Two window maintenance workers more than 50 floors in the air were suddenly and precariously left hanging Wednesday afternoon as stunned onlookers watched from the ground and surrounding towers.

The men were working on the 6th Street side of the Wells Fargo Center in downtown Minneapolis, between Nicollet Mall and Marquette Avenue, when the basket holding them malfunctioned, according to the Minneapolis Fire Department.

Ryan Trebil, who works for Abbot Downing, a wealth management company in the building, saw the maintenance workers on the scaffolding from the 51st floor of the Wells Fargo Center. Next, Trebil said he saw ropes dangling, and heard the scaffolding slam into the building as the workers yelled.

Nathan Elleson, 23, from Chicago, was watching the accident from the Westin hotel across 6th Street. “I saw one guy swinging from the scaffolding,” Elleson said. “Luckily, he got swung back into it.”

The malfunctioning scaffold made a “big thump” when it gave way, Elleson added, “and that’s when the crowd started gathering.”

The life-or-death drama continued for about 15 minutes until firefighters were able to reach the scene and bring the men into the office tower from the free-swinging scaffolding through a window on the 50th floor.

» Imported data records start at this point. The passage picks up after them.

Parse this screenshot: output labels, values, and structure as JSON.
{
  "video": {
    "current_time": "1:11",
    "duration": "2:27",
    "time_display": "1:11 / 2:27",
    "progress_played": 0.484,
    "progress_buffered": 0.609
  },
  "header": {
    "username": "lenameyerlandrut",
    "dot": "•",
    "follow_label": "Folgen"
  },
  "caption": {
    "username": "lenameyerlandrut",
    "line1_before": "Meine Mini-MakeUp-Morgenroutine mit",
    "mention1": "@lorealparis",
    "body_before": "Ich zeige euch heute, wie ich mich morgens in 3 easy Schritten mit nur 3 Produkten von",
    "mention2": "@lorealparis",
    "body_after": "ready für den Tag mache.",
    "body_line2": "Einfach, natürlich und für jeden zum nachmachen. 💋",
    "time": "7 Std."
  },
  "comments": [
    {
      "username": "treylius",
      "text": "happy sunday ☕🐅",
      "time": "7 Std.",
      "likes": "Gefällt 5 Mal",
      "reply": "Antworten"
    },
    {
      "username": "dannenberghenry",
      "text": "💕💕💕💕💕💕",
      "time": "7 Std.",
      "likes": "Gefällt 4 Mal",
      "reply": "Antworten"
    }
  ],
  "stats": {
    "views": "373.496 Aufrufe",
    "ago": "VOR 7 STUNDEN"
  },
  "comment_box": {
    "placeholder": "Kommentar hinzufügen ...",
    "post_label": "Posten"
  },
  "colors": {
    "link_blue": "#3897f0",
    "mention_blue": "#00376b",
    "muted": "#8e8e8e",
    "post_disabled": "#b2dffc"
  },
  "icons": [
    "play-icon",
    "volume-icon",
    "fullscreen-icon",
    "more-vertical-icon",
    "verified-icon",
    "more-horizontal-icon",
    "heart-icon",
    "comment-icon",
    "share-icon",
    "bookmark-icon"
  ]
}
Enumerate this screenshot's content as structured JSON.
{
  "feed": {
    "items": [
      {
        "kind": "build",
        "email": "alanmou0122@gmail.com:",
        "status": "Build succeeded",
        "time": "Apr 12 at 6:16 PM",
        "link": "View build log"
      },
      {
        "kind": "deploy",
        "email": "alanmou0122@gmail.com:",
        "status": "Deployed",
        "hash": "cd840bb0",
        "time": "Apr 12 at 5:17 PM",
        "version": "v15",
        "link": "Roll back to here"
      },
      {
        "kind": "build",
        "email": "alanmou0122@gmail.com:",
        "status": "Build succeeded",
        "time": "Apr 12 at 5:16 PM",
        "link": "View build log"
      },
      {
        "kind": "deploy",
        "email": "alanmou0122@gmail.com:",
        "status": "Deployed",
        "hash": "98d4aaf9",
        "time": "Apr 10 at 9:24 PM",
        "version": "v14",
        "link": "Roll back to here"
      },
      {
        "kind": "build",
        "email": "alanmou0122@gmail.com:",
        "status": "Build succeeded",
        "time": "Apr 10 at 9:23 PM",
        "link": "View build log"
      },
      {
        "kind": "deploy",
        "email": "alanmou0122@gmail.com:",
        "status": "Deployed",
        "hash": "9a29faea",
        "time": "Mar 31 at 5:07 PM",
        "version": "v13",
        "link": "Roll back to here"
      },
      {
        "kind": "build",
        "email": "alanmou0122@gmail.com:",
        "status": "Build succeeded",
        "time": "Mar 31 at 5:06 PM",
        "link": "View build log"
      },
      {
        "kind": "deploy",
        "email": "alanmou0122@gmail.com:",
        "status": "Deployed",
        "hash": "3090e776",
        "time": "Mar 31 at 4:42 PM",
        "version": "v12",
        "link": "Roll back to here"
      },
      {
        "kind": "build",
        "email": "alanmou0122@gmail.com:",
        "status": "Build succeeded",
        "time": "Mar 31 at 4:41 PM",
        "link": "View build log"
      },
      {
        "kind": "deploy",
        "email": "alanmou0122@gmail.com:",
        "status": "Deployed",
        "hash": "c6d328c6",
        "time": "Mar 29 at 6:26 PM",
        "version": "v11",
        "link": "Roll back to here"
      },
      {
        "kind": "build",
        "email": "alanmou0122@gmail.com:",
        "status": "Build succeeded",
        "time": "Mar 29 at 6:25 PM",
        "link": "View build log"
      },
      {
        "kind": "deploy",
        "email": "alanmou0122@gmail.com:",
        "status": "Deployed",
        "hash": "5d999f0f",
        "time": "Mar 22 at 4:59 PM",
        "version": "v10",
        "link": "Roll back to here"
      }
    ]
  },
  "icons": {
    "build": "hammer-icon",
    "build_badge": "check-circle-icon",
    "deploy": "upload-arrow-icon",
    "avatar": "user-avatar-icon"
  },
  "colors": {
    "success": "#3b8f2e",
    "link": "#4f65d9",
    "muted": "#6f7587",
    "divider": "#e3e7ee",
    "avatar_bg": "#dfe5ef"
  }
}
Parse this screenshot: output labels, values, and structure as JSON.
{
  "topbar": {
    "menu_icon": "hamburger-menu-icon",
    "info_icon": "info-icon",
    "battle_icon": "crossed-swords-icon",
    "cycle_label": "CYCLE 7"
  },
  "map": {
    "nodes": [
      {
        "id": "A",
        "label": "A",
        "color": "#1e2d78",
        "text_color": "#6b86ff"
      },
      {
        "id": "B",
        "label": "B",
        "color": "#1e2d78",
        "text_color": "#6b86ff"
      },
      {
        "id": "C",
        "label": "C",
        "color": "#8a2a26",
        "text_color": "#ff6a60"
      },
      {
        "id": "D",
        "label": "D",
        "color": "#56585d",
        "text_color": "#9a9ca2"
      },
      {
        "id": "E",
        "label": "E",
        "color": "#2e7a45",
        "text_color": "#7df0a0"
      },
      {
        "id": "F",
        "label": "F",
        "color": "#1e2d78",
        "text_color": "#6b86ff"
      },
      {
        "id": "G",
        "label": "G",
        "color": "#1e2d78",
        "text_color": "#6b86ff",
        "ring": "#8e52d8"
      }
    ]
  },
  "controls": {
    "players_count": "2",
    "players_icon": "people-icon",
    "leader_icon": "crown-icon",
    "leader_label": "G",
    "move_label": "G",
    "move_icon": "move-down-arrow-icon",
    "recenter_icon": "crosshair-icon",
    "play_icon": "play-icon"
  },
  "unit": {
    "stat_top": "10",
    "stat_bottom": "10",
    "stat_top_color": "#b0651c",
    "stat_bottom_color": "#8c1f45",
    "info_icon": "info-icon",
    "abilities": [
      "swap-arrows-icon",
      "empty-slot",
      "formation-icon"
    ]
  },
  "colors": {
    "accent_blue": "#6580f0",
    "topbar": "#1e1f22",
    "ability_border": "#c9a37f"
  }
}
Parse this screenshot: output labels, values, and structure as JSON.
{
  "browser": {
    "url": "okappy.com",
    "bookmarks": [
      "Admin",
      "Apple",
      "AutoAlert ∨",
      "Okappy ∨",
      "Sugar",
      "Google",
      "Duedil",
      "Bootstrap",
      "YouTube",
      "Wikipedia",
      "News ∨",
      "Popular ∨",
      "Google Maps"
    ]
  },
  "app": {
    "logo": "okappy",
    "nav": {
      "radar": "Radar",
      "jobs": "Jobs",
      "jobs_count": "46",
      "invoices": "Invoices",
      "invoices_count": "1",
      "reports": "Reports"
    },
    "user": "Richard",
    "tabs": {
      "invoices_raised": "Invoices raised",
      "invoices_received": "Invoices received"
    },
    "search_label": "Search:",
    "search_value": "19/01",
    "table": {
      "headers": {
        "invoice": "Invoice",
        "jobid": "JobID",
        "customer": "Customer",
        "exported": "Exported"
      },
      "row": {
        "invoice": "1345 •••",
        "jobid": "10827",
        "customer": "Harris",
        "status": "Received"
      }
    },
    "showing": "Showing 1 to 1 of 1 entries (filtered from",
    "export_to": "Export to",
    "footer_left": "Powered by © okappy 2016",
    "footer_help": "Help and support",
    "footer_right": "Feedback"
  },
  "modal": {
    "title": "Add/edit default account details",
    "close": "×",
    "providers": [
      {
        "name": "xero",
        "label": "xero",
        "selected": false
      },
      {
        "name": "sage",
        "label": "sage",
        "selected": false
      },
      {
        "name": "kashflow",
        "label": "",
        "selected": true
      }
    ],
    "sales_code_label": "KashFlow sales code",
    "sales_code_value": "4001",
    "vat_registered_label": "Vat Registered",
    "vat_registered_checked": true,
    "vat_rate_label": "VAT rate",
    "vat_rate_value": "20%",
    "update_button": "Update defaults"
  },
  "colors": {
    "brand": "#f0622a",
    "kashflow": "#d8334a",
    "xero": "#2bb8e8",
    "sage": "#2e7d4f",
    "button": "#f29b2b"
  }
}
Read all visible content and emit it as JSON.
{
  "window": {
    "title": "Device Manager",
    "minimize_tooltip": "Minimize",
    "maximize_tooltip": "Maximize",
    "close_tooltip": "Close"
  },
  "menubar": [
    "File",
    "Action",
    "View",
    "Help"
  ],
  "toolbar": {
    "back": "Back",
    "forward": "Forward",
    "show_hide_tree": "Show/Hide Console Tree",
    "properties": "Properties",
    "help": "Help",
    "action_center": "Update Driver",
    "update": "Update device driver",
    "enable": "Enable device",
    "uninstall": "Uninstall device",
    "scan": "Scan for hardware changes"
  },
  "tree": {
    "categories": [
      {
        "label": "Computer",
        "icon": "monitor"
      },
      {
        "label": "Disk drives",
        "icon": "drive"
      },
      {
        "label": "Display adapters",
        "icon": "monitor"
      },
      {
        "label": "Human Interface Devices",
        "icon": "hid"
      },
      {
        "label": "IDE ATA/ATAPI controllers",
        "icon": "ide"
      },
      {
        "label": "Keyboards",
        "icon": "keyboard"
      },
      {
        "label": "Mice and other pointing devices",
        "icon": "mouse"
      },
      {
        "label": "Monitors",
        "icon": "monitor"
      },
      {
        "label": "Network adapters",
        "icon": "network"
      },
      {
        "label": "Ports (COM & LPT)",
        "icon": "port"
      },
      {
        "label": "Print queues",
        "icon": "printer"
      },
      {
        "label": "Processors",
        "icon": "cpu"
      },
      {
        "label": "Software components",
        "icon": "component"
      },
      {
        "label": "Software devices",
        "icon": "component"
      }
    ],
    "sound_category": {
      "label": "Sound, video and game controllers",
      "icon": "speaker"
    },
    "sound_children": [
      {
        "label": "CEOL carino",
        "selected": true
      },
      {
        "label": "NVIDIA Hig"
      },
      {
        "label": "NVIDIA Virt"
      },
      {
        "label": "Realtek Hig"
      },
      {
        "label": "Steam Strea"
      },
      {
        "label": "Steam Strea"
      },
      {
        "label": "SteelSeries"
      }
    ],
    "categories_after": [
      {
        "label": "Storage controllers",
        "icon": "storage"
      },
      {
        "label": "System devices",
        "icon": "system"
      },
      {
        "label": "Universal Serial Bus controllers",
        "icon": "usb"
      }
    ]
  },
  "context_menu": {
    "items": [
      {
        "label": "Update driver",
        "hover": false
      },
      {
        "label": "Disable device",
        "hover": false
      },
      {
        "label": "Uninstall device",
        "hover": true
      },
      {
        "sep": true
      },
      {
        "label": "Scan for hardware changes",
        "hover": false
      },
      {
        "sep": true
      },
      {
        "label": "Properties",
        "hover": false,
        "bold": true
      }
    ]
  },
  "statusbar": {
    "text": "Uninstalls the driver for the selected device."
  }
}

Fire Battalion Chief Kathleen Mullen said the two men came away uninjured. “The two workers are OK and do not need medical attention,” a follow-up Fire Department tweet read.

About 14 people in all were involved in the rescue.

At 1:53 p.m., someone in the building called about the workers. Fire rescue teams arrived, and building security opened the window on the 50th floor, where the workers were brought into the building, Chérie A. Penn, assistant fire chief, said in an e-mail.

The 57-story building, opened in 1989, is the third tallest in downtown Minneapolis, after the IDS Center and Capella Tower.

Timothy Baynard, battalion fire chief, said he believed that two workers on the scaffolding worked for Restoration Systems Inc. of Chaska.

A call to Steve Dronen, president at Restoration Systems, elicited a different view of the afternoon’s events. The midafternoon emergency call at the tower was “erroneous,” Dronen said in a statement.

“We had no incident requiring emergency assistance today at the Wells Fargo Tower,” Dronen said. “Our workers, who were replacing window gaskets, exited scaffolding unassisted.”